ACTION ITEM:
Could the listing be repeated exactly, with every picture dropped?

** EXCERPTED RECORDS follows **

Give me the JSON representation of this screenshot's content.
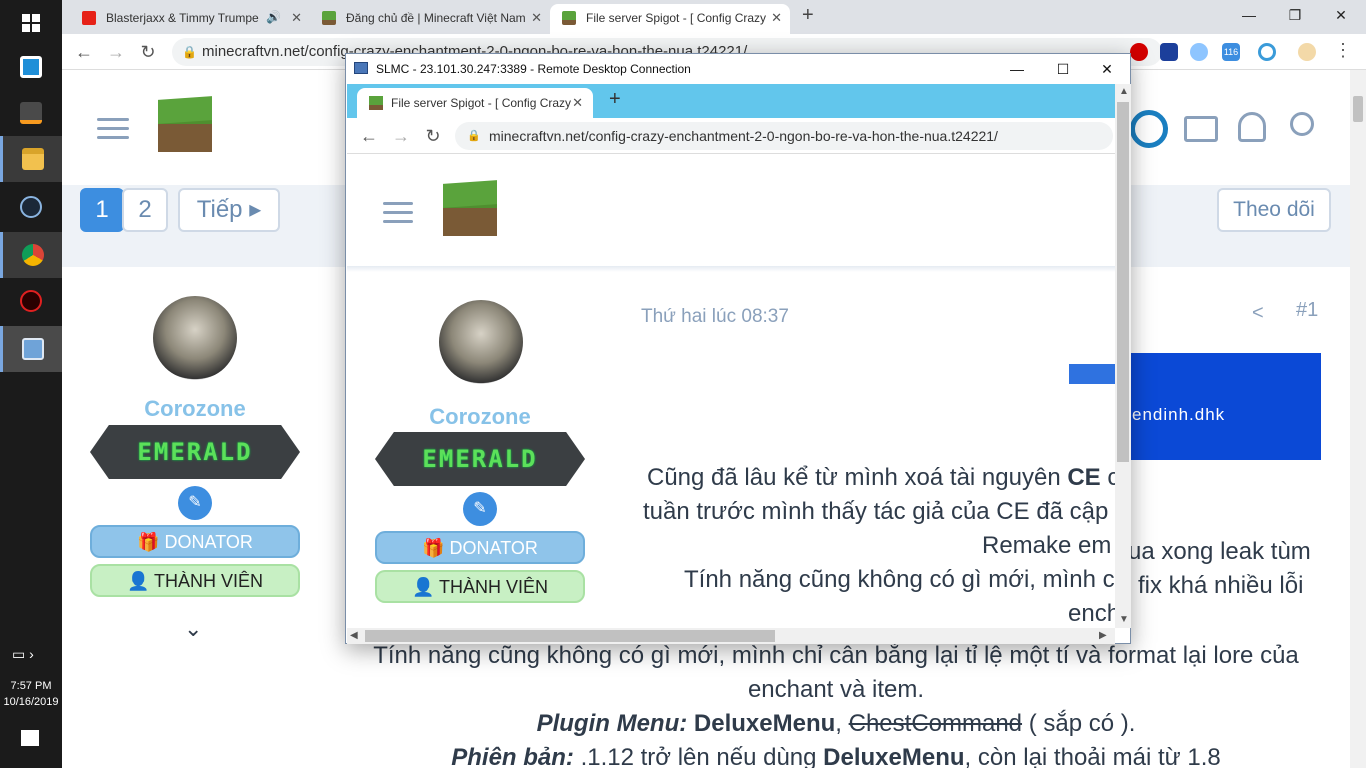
{
  "taskbar": {
    "icons": [
      "windows-start",
      "app-blue-square",
      "sublime-text",
      "file-explorer",
      "steam",
      "chrome",
      "garena",
      "remote-desktop"
    ],
    "clock_time": "7:57 PM",
    "clock_date": "10/16/2019"
  },
  "outer_browser": {
    "tabs": [
      {
        "title": "Blasterjaxx & Timmy Trumpe",
        "icon": "youtube-icon",
        "audio": true
      },
      {
        "title": "Đăng chủ đề | Minecraft Việt Nam",
        "icon": "minecraft-grass-icon"
      },
      {
        "title": "File server Spigot - [ Config Crazy",
        "icon": "minecraft-grass-icon",
        "active": true
      }
    ],
    "new_tab": "+",
    "url": "minecraftvn.net/config-crazy-enchantment-2-0-ngon-bo-re-va-hon-the-nua.t24221/",
    "win_minimize": "—",
    "win_restore": "❐",
    "win_close": "✕",
    "ext_badge": "116"
  },
  "outer_page": {
    "pagination": {
      "pages": [
        "1",
        "2"
      ],
      "next": "Tiếp"
    },
    "follow_button": "Theo dõi",
    "post_number": "#1",
    "user": {
      "name": "Corozone",
      "rank_banner": "EMERALD",
      "donator": "DONATOR",
      "member": "THÀNH VIÊN"
    },
    "image_caption": "endinh.dhk",
    "text_lines": [
      "ua xong leak tùm",
      "fix khá nhiều lỗi",
      "Tính năng cũng không có gì mới, mình chỉ cân bằng lại tỉ lệ một tí và format lại lore của",
      "enchant và item."
    ],
    "plugin_menu_label": "Plugin Menu:",
    "plugin_menu_value": "DeluxeMenu",
    "plugin_menu_sep": ",",
    "plugin_menu_struck": "ChestCommand",
    "plugin_menu_soon": " ( sắp có ).",
    "version_label": "Phiên bản:",
    "version_pre": " .1.12 trở lên nếu dùng ",
    "version_bold": "DeluxeMenu",
    "version_post": ", còn lại thoải mái từ 1.8"
  },
  "rdp_window": {
    "title": "SLMC - 23.101.30.247:3389 - Remote Desktop Connection",
    "inner_tab_title": "File server Spigot - [ Config Crazy",
    "inner_url": "minecraftvn.net/config-crazy-enchantment-2-0-ngon-bo-re-va-hon-the-nua.t24221/",
    "post_time": "Thứ hai lúc 08:37",
    "user": {
      "name": "Corozone",
      "rank_banner": "EMERALD",
      "donator": "DONATOR",
      "member": "THÀNH VIÊN"
    },
    "text_line1_pre": "Cũng đã lâu kể từ mình xoá tài nguyên ",
    "text_line1_bold": "CE",
    "text_line1_post": " c",
    "text_line2": "tuần trước mình thấy tác giả của CE đã cập n",
    "text_line3": "Remake em",
    "text_line4": "Tính năng cũng không có gì mới, mình c",
    "text_line5": "ench"
  }
}
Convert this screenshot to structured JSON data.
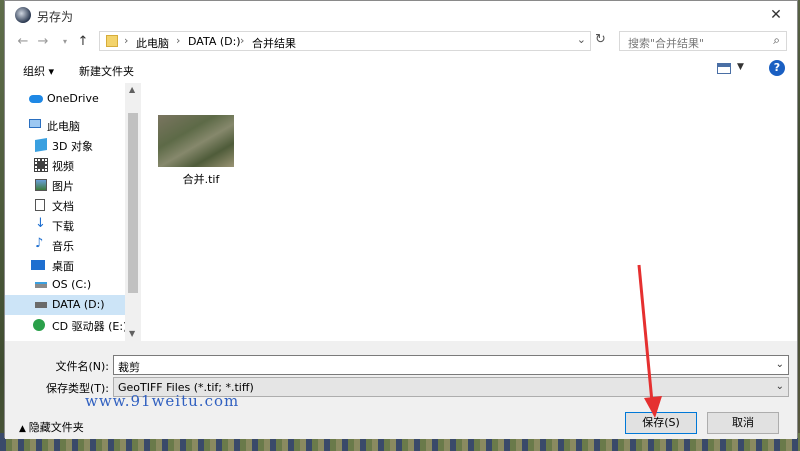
{
  "window": {
    "title": "另存为",
    "close_icon": "close-icon"
  },
  "address": {
    "crumbs": [
      "此电脑",
      "DATA (D:)",
      "合并结果"
    ],
    "search_placeholder": "搜索\"合并结果\""
  },
  "toolbar": {
    "organize": "组织 ▾",
    "new_folder": "新建文件夹",
    "help": "?"
  },
  "nav": {
    "items": [
      {
        "label": "OneDrive",
        "icon": "cloud-icon"
      },
      {
        "label": "此电脑",
        "icon": "computer-icon"
      },
      {
        "label": "3D 对象",
        "icon": "cube-icon"
      },
      {
        "label": "视频",
        "icon": "video-icon"
      },
      {
        "label": "图片",
        "icon": "picture-icon"
      },
      {
        "label": "文档",
        "icon": "document-icon"
      },
      {
        "label": "下载",
        "icon": "download-icon"
      },
      {
        "label": "音乐",
        "icon": "music-icon"
      },
      {
        "label": "桌面",
        "icon": "desktop-icon"
      },
      {
        "label": "OS (C:)",
        "icon": "drive-icon"
      },
      {
        "label": "DATA (D:)",
        "icon": "drive-icon",
        "selected": true
      },
      {
        "label": "CD 驱动器 (E:) I",
        "icon": "cd-drive-icon"
      }
    ]
  },
  "files": [
    {
      "name": "合并.tif",
      "icon": "tif-thumbnail"
    }
  ],
  "form": {
    "filename_label": "文件名(N):",
    "filename_value": "裁剪",
    "filetype_label": "保存类型(T):",
    "filetype_value": "GeoTIFF Files (*.tif; *.tiff)"
  },
  "footer": {
    "hide_folders": "隐藏文件夹",
    "save": "保存(S)",
    "cancel": "取消",
    "watermark": "www.91weitu.com"
  },
  "colors": {
    "accent": "#0078d7",
    "arrow": "#e53030",
    "selection": "#cce4f7"
  }
}
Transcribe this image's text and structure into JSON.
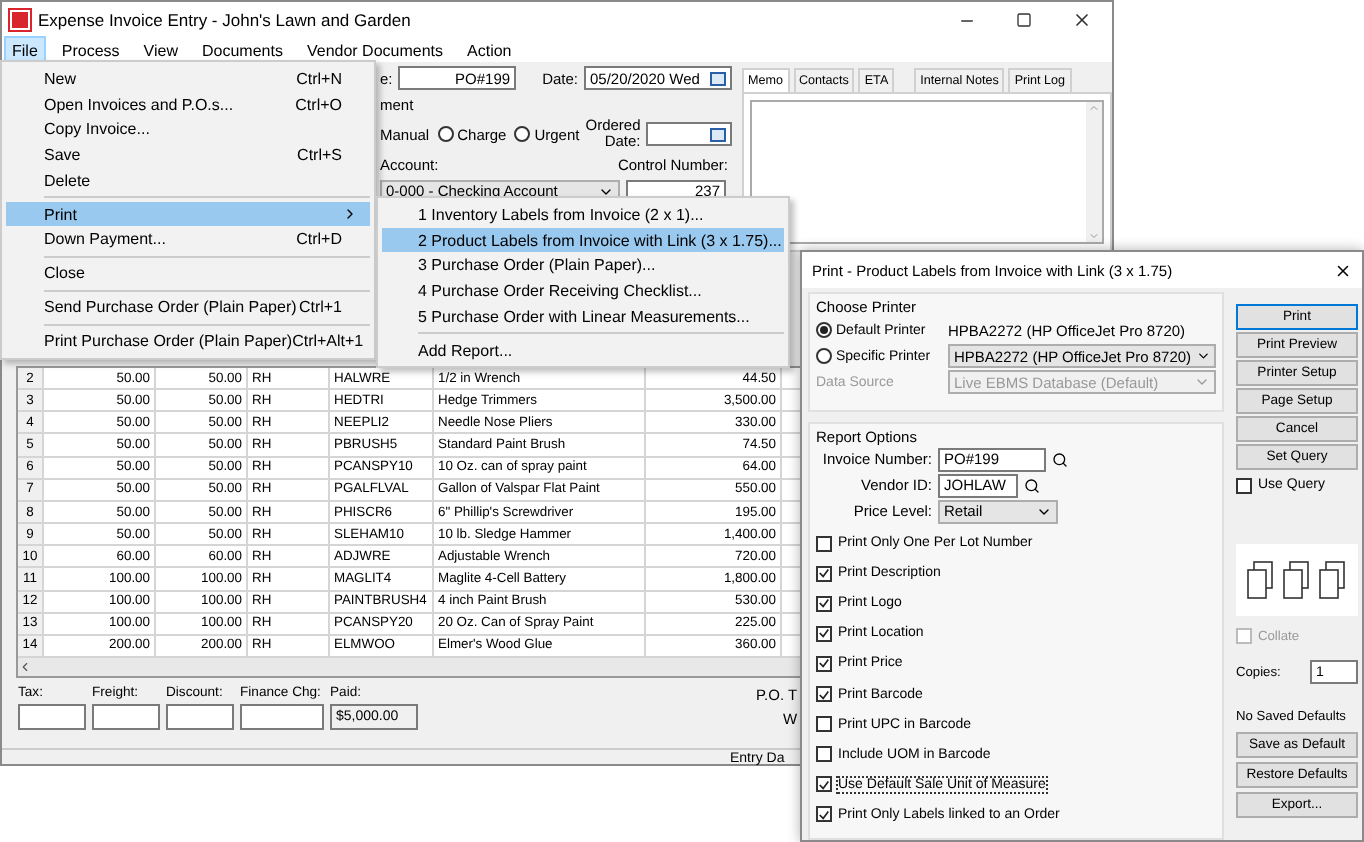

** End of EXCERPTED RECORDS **

RESPONSE TO THE TASK:
Give me the JSON representation of this screenshot's content.
{
  "taskbar": {
    "icons": [
      "windows-start",
      "app-blue-square",
      "sublime-text",
      "file-explorer",
      "steam",
      "chrome",
      "garena",
      "remote-desktop"
    ],
    "clock_time": "7:57 PM",
    "clock_date": "10/16/2019"
  },
  "outer_browser": {
    "tabs": [
      {
        "title": "Blasterjaxx & Timmy Trumpe",
        "icon": "youtube-icon",
        "audio": true
      },
      {
        "title": "Đăng chủ đề | Minecraft Việt Nam",
        "icon": "minecraft-grass-icon"
      },
      {
        "title": "File server Spigot - [ Config Crazy",
        "icon": "minecraft-grass-icon",
        "active": true
      }
    ],
    "new_tab": "+",
    "url": "minecraftvn.net/config-crazy-enchantment-2-0-ngon-bo-re-va-hon-the-nua.t24221/",
    "win_minimize": "—",
    "win_restore": "❐",
    "win_close": "✕",
    "ext_badge": "116"
  },
  "outer_page": {
    "pagination": {
      "pages": [
        "1",
        "2"
      ],
      "next": "Tiếp"
    },
    "follow_button": "Theo dõi",
    "post_number": "#1",
    "user": {
      "name": "Corozone",
      "rank_banner": "EMERALD",
      "donator": "DONATOR",
      "member": "THÀNH VIÊN"
    },
    "image_caption": "endinh.dhk",
    "text_lines": [
      "ua xong leak tùm",
      "fix khá nhiều lỗi",
      "Tính năng cũng không có gì mới, mình chỉ cân bằng lại tỉ lệ một tí và format lại lore của",
      "enchant và item."
    ],
    "plugin_menu_label": "Plugin Menu:",
    "plugin_menu_value": "DeluxeMenu",
    "plugin_menu_sep": ",",
    "plugin_menu_struck": "ChestCommand",
    "plugin_menu_soon": " ( sắp có ).",
    "version_label": "Phiên bản:",
    "version_pre": " .1.12 trở lên nếu dùng ",
    "version_bold": "DeluxeMenu",
    "version_post": ", còn lại thoải mái từ 1.8"
  },
  "rdp_window": {
    "title": "SLMC - 23.101.30.247:3389 - Remote Desktop Connection",
    "inner_tab_title": "File server Spigot - [ Config Crazy",
    "inner_url": "minecraftvn.net/config-crazy-enchantment-2-0-ngon-bo-re-va-hon-the-nua.t24221/",
    "post_time": "Thứ hai lúc 08:37",
    "user": {
      "name": "Corozone",
      "rank_banner": "EMERALD",
      "donator": "DONATOR",
      "member": "THÀNH VIÊN"
    },
    "text_line1_pre": "Cũng đã lâu kể từ mình xoá tài nguyên ",
    "text_line1_bold": "CE",
    "text_line1_post": " c",
    "text_line2": "tuần trước mình thấy tác giả của CE đã cập n",
    "text_line3": "Remake em",
    "text_line4": "Tính năng cũng không có gì mới, mình c",
    "text_line5": "ench"
  }
}
Convert this screenshot to structured JSON data.
{
  "window": {
    "title": "另存为",
    "close_icon": "close-icon"
  },
  "address": {
    "crumbs": [
      "此电脑",
      "DATA (D:)",
      "合并结果"
    ],
    "search_placeholder": "搜索\"合并结果\""
  },
  "toolbar": {
    "organize": "组织 ▾",
    "new_folder": "新建文件夹",
    "help": "?"
  },
  "nav": {
    "items": [
      {
        "label": "OneDrive",
        "icon": "cloud-icon"
      },
      {
        "label": "此电脑",
        "icon": "computer-icon"
      },
      {
        "label": "3D 对象",
        "icon": "cube-icon"
      },
      {
        "label": "视频",
        "icon": "video-icon"
      },
      {
        "label": "图片",
        "icon": "picture-icon"
      },
      {
        "label": "文档",
        "icon": "document-icon"
      },
      {
        "label": "下载",
        "icon": "download-icon"
      },
      {
        "label": "音乐",
        "icon": "music-icon"
      },
      {
        "label": "桌面",
        "icon": "desktop-icon"
      },
      {
        "label": "OS (C:)",
        "icon": "drive-icon"
      },
      {
        "label": "DATA (D:)",
        "icon": "drive-icon",
        "selected": true
      },
      {
        "label": "CD 驱动器 (E:) I",
        "icon": "cd-drive-icon"
      }
    ]
  },
  "files": [
    {
      "name": "合并.tif",
      "icon": "tif-thumbnail"
    }
  ],
  "form": {
    "filename_label": "文件名(N):",
    "filename_value": "裁剪",
    "filetype_label": "保存类型(T):",
    "filetype_value": "GeoTIFF Files (*.tif; *.tiff)"
  },
  "footer": {
    "hide_folders": "隐藏文件夹",
    "save": "保存(S)",
    "cancel": "取消",
    "watermark": "www.91weitu.com"
  },
  "colors": {
    "accent": "#0078d7",
    "arrow": "#e53030",
    "selection": "#cce4f7"
  }
}
Transcribe this image's text and structure into JSON.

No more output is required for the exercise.